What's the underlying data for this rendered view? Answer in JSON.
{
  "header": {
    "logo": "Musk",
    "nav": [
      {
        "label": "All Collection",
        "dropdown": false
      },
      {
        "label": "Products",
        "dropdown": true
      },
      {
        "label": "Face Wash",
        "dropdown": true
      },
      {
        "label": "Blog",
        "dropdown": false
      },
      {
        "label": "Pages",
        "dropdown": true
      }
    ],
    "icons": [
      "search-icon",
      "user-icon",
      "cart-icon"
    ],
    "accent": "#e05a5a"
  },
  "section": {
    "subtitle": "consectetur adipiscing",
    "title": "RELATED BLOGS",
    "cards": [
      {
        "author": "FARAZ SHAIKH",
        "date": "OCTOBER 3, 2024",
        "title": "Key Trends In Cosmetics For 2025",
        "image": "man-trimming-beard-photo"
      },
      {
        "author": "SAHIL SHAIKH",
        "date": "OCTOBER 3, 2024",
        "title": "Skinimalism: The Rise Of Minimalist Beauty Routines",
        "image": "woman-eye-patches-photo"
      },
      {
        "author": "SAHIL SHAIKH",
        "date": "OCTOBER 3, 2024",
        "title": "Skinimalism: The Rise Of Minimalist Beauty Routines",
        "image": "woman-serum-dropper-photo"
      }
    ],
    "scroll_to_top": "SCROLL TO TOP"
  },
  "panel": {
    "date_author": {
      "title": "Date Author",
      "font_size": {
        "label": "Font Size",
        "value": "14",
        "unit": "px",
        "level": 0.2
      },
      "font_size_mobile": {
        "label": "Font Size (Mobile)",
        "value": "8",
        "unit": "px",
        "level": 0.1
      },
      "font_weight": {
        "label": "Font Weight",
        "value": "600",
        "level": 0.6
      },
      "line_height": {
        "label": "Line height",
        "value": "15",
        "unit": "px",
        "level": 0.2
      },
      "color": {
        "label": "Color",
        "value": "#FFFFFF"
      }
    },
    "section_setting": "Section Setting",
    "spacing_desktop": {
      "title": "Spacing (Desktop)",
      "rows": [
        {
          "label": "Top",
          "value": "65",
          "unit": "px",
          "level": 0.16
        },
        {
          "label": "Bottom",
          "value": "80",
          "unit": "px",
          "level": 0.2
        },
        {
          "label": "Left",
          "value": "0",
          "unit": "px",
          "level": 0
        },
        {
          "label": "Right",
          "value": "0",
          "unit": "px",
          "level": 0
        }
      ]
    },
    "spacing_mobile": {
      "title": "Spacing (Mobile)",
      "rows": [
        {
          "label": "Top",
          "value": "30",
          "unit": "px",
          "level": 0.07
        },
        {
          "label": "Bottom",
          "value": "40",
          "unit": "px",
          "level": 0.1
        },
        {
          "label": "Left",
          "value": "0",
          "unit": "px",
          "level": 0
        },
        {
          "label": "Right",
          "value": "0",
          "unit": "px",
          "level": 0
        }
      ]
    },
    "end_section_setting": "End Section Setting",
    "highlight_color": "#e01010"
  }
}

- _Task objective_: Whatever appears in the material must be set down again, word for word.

- _Result of this task_:
What's the underlying data for this rendered view? Answer in JSON.
{
  "header": {
    "logo": "Musk",
    "nav": [
      {
        "label": "All Collection",
        "dropdown": false
      },
      {
        "label": "Products",
        "dropdown": true
      },
      {
        "label": "Face Wash",
        "dropdown": true
      },
      {
        "label": "Blog",
        "dropdown": false
      },
      {
        "label": "Pages",
        "dropdown": true
      }
    ],
    "icons": [
      "search-icon",
      "user-icon",
      "cart-icon"
    ],
    "accent": "#e05a5a"
  },
  "section": {
    "subtitle": "consectetur adipiscing",
    "title": "RELATED BLOGS",
    "cards": [
      {
        "author": "FARAZ SHAIKH",
        "date": "OCTOBER 3, 2024",
        "title": "Key Trends In Cosmetics For 2025",
        "image": "man-trimming-beard-photo"
      },
      {
        "author": "SAHIL SHAIKH",
        "date": "OCTOBER 3, 2024",
        "title": "Skinimalism: The Rise Of Minimalist Beauty Routines",
        "image": "woman-eye-patches-photo"
      },
      {
        "author": "SAHIL SHAIKH",
        "date": "OCTOBER 3, 2024",
        "title": "Skinimalism: The Rise Of Minimalist Beauty Routines",
        "image": "woman-serum-dropper-photo"
      }
    ],
    "scroll_to_top": "SCROLL TO TOP"
  },
  "panel": {
    "date_author": {
      "title": "Date Author",
      "font_size": {
        "label": "Font Size",
        "value": "14",
        "unit": "px",
        "level": 0.2
      },
      "font_size_mobile": {
        "label": "Font Size (Mobile)",
        "value": "8",
        "unit": "px",
        "level": 0.1
      },
      "font_weight": {
        "label": "Font Weight",
        "value": "600",
        "level": 0.6
      },
      "line_height": {
        "label": "Line height",
        "value": "15",
        "unit": "px",
        "level": 0.2
      },
      "color": {
        "label": "Color",
        "value": "#FFFFFF"
      }
    },
    "section_setting": "Section Setting",
    "spacing_desktop": {
      "title": "Spacing (Desktop)",
      "rows": [
        {
          "label": "Top",
          "value": "65",
          "unit": "px",
          "level": 0.16
        },
        {
          "label": "Bottom",
          "value": "80",
          "unit": "px",
          "level": 0.2
        },
        {
          "label": "Left",
          "value": "0",
          "unit": "px",
          "level": 0
        },
        {
          "label": "Right",
          "value": "0",
          "unit": "px",
          "level": 0
        }
      ]
    },
    "spacing_mobile": {
      "title": "Spacing (Mobile)",
      "rows": [
        {
          "label": "Top",
          "value": "30",
          "unit": "px",
          "level": 0.07
        },
        {
          "label": "Bottom",
          "value": "40",
          "unit": "px",
          "level": 0.1
        },
        {
          "label": "Left",
          "value": "0",
          "unit": "px",
          "level": 0
        },
        {
          "label": "Right",
          "value": "0",
          "unit": "px",
          "level": 0
        }
      ]
    },
    "end_section_setting": "End Section Setting",
    "highlight_color": "#e01010"
  }
}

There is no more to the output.